By cutting off the food supply of the resident cats we will encourage them to roam and partially move away. This will provide an opportunity for the 500 strays in Bukit Bintang to move into the territory. This is also the case if we remove the 6 resident cats.
Out of our current 6 resident cats, most are spayed/neutered, and all are generally healthy. Some cats in Bukit Bintang have shown signs of Sporotrichosis (a flesh eating fungus) which can can also spread to humans. By removing our healthy resident cats we increase the chances of infected cats entering the property.
When new male cats move into City Gardens they will begin to mark their territory by urinating around the buildings. This will then be followed by fights for territory which occurred frequently when we first arrived in the building.
We have run our Trap-Neuter-Release-Manage program at our own expense for the last 14 months as a community service.
We understand that some residents have complained about the smell of cat feces, although this was only an issue when a kitten entered the territory a few months ago as kittens don't bury their excrement as deeply.
We would be happy to discuss finding a different feeding location or consider setting up cat litter trays.
We understand that residents feel that they cannot open their windows because they cannot tolerate the apparent smell and that they would like to let the haze and mosquitoes enter their apartments freely.
We would like to ask any residents who wish to cease the feeding of the resident cats or arrange for their removal to sign a notice of their intent to do so. If any members of the City Gardens community contract Leptospirosis or Sporotrichosis as a result, we ask that these residents be held liable for legal, medical, and/or funeral costs which may be incurred.
There is no room for being inhumane and being mean-spirited in our community. We have accepted dogs and cats and other animals in our buildings and on our grounds. Are we going to teach cruelty in City Gardens Condominium?
CONTACT: City Gardens Condominium
Management Office, Mezzanine Floor, Tower Block 12,
Persiaran Raja Chulan, 50200 Kuala Lumpur
Tel: +603-2078 6558 Fax: +603-2078 2558
If you have any questions, feel free to drop us an email at firstname.lastname@example.org.
This beautiful calico was one of the cats we caught and spayed in Kuala Lumpur. We found out that she was a senior cat, so we had her adopted out so that she can live the rest of her life in relative comfort.
In Malaysia, there are many private home shelters like this one. We visited the shelter which helps out FIV,, FeLV, disabled sick cats in Shah Alam to donate some food and toys. S.I. Shelter took in a FIV sick cat that we were meant to adopt but couldn't. It is run by Muhamad Razeef Che Shamah. You may contact him directly through the link provided.

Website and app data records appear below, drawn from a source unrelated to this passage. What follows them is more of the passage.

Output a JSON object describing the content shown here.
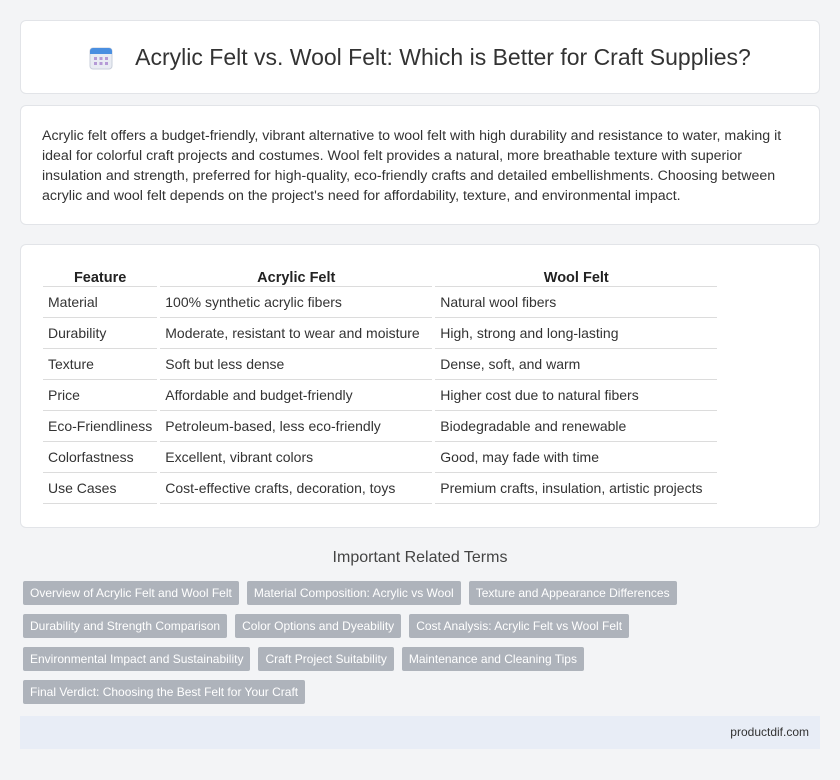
{
  "header": {
    "title": "Acrylic Felt vs. Wool Felt: Which is Better for Craft Supplies?",
    "icon": "calendar-icon"
  },
  "intro": {
    "text": "Acrylic felt offers a budget-friendly, vibrant alternative to wool felt with high durability and resistance to water, making it ideal for colorful craft projects and costumes. Wool felt provides a natural, more breathable texture with superior insulation and strength, preferred for high-quality, eco-friendly crafts and detailed embellishments. Choosing between acrylic and wool felt depends on the project's need for affordability, texture, and environmental impact."
  },
  "table": {
    "headers": [
      "Feature",
      "Acrylic Felt",
      "Wool Felt"
    ],
    "rows": [
      [
        "Material",
        "100% synthetic acrylic fibers",
        "Natural wool fibers"
      ],
      [
        "Durability",
        "Moderate, resistant to wear and moisture",
        "High, strong and long-lasting"
      ],
      [
        "Texture",
        "Soft but less dense",
        "Dense, soft, and warm"
      ],
      [
        "Price",
        "Affordable and budget-friendly",
        "Higher cost due to natural fibers"
      ],
      [
        "Eco-Friendliness",
        "Petroleum-based, less eco-friendly",
        "Biodegradable and renewable"
      ],
      [
        "Colorfastness",
        "Excellent, vibrant colors",
        "Good, may fade with time"
      ],
      [
        "Use Cases",
        "Cost-effective crafts, decoration, toys",
        "Premium crafts, insulation, artistic projects"
      ]
    ]
  },
  "terms": {
    "title": "Important Related Terms",
    "items": [
      "Overview of Acrylic Felt and Wool Felt",
      "Material Composition: Acrylic vs Wool",
      "Texture and Appearance Differences",
      "Durability and Strength Comparison",
      "Color Options and Dyeability",
      "Cost Analysis: Acrylic Felt vs Wool Felt",
      "Environmental Impact and Sustainability",
      "Craft Project Suitability",
      "Maintenance and Cleaning Tips",
      "Final Verdict: Choosing the Best Felt for Your Craft"
    ]
  },
  "footer": {
    "site": "productdif.com"
  },
  "colors": {
    "page_bg": "#f3f4f6",
    "tag_bg": "#aeb3bb",
    "footer_bg": "#e8edf6",
    "icon_accent": "#4a8fe0"
  }
}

Another animal rescue and welfare centre that I visited was the Aklan Animal Rescue & Rehabilitation Centre. The facility cares for cats and dogs in Aklan, Philippines. The centre is funded through donations and is run by a Dutch NGO and staffed by locals. AARRC also takes and builds wheels for disabled animals.
We also attended a Japan Tsunami fundraiser in Hanoi. The proceeds of the event were to support rehabilitation and reconstruction efforts of the affected regions devastated by tsunami in Japan.
From poachers to conservationists, the people of Morong, Bataan now run the Pawikan Conservation Centre. This man in the photo was burying the eggs in the sand. We visited the facility and stayed the night to learn about the behaviour of the pawikans (Pawikan is Filipino for Marine Turtles). Morong, Bataan is one of the places in the country where they come back and hatch.
To help: please contact:
Bantay Pawikan Inc. – (Nida- +63.928.7185721/ Manolo- +63.906.6155546) email@example.com ; or if you wish to visit the centre and don’t know how, the lovely folks at Bataan Tourism can certainly help you (+6347.2374476/+6347.2374785) – firstname.lastname@example.org.